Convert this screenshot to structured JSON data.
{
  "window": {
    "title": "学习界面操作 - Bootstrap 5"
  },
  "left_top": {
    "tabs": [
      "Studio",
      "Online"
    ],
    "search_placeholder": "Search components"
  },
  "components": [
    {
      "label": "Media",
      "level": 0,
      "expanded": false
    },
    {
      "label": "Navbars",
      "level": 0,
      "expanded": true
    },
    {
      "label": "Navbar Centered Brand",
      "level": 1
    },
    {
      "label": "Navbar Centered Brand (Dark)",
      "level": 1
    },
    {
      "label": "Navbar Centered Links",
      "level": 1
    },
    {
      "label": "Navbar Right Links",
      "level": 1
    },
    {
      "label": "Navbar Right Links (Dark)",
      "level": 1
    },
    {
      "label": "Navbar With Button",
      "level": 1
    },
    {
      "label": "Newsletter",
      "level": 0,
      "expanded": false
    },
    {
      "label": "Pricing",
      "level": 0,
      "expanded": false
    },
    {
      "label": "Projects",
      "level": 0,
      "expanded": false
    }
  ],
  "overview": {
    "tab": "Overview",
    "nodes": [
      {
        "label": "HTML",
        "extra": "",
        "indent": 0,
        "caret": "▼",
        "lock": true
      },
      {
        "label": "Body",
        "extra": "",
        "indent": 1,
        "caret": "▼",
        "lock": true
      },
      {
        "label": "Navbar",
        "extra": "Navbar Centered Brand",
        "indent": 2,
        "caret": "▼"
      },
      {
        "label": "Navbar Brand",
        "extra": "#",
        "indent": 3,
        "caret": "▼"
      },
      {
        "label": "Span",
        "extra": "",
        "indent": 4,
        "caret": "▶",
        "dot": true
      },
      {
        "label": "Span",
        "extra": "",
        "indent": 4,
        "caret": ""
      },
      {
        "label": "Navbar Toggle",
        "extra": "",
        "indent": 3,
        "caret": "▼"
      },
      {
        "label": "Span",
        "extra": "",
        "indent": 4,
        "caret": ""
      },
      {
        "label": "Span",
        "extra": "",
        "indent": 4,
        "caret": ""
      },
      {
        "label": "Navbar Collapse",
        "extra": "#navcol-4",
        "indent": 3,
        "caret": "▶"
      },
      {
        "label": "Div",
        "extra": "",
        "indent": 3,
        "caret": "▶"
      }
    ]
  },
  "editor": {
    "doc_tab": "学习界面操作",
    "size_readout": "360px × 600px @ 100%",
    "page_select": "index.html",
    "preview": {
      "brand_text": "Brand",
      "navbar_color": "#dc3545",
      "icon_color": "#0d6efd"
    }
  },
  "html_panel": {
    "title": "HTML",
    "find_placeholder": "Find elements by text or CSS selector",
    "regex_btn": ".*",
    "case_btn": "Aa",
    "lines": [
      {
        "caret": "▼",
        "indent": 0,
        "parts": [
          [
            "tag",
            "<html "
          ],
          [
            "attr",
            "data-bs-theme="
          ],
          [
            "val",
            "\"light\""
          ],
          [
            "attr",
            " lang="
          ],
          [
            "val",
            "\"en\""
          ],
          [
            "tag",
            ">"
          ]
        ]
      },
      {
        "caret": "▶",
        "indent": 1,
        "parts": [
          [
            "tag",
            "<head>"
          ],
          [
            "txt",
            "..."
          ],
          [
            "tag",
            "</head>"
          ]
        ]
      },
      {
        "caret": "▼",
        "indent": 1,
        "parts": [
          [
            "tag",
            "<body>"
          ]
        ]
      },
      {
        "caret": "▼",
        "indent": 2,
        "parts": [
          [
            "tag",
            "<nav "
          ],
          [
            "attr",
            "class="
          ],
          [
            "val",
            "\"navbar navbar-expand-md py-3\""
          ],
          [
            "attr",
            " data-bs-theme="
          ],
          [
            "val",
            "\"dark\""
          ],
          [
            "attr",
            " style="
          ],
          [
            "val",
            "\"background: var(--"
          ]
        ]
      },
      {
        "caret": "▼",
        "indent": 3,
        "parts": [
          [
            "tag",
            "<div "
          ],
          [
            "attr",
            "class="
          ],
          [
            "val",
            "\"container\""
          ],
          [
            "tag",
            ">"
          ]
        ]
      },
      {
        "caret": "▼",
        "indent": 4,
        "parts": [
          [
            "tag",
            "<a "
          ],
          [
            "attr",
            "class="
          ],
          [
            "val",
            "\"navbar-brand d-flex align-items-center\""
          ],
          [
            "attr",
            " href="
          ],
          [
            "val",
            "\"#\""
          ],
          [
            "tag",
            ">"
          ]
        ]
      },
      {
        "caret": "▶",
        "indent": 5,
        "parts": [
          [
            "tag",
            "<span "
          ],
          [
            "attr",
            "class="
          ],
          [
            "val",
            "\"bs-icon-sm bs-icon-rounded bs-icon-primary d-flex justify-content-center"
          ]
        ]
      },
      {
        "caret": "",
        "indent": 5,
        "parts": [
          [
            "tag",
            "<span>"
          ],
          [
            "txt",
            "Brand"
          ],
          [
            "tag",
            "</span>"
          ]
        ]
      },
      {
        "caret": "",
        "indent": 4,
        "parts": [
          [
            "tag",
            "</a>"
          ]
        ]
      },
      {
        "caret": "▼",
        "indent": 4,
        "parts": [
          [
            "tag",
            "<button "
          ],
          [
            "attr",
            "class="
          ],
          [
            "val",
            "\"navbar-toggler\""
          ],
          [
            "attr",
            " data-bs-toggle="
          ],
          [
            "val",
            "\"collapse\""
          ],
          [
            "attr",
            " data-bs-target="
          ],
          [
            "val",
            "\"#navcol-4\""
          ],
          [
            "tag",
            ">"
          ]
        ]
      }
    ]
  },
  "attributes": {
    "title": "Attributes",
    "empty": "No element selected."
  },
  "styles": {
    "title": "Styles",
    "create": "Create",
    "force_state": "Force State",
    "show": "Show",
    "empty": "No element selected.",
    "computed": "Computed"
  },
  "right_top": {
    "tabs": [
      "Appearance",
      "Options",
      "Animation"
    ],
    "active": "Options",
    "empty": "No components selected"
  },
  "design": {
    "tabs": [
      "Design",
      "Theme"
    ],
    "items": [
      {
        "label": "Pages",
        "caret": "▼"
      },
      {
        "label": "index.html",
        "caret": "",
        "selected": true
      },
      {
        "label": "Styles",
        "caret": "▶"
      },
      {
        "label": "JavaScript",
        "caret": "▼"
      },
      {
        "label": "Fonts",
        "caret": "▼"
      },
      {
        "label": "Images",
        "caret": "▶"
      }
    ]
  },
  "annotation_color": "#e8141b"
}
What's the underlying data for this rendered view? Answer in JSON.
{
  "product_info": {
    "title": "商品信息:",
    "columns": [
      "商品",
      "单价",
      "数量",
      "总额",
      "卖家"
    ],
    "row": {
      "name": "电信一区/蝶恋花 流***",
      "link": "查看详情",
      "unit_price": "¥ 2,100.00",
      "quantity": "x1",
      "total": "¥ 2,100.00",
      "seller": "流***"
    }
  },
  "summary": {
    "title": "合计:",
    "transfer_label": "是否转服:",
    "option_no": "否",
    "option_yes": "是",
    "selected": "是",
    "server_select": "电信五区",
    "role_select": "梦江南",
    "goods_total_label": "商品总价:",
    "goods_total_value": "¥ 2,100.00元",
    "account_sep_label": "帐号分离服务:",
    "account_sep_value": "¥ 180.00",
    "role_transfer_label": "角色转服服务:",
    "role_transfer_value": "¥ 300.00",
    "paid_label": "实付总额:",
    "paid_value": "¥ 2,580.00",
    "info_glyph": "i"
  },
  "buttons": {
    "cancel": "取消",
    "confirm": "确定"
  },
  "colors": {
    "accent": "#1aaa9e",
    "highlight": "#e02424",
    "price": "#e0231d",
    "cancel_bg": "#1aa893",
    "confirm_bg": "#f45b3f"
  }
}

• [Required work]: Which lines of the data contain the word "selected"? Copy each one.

• [Response to the exercise]:
    "empty": "No element selected."
    "empty": "No element selected.",
    "empty": "No components selected"
        "selected": true
    "selected": "是",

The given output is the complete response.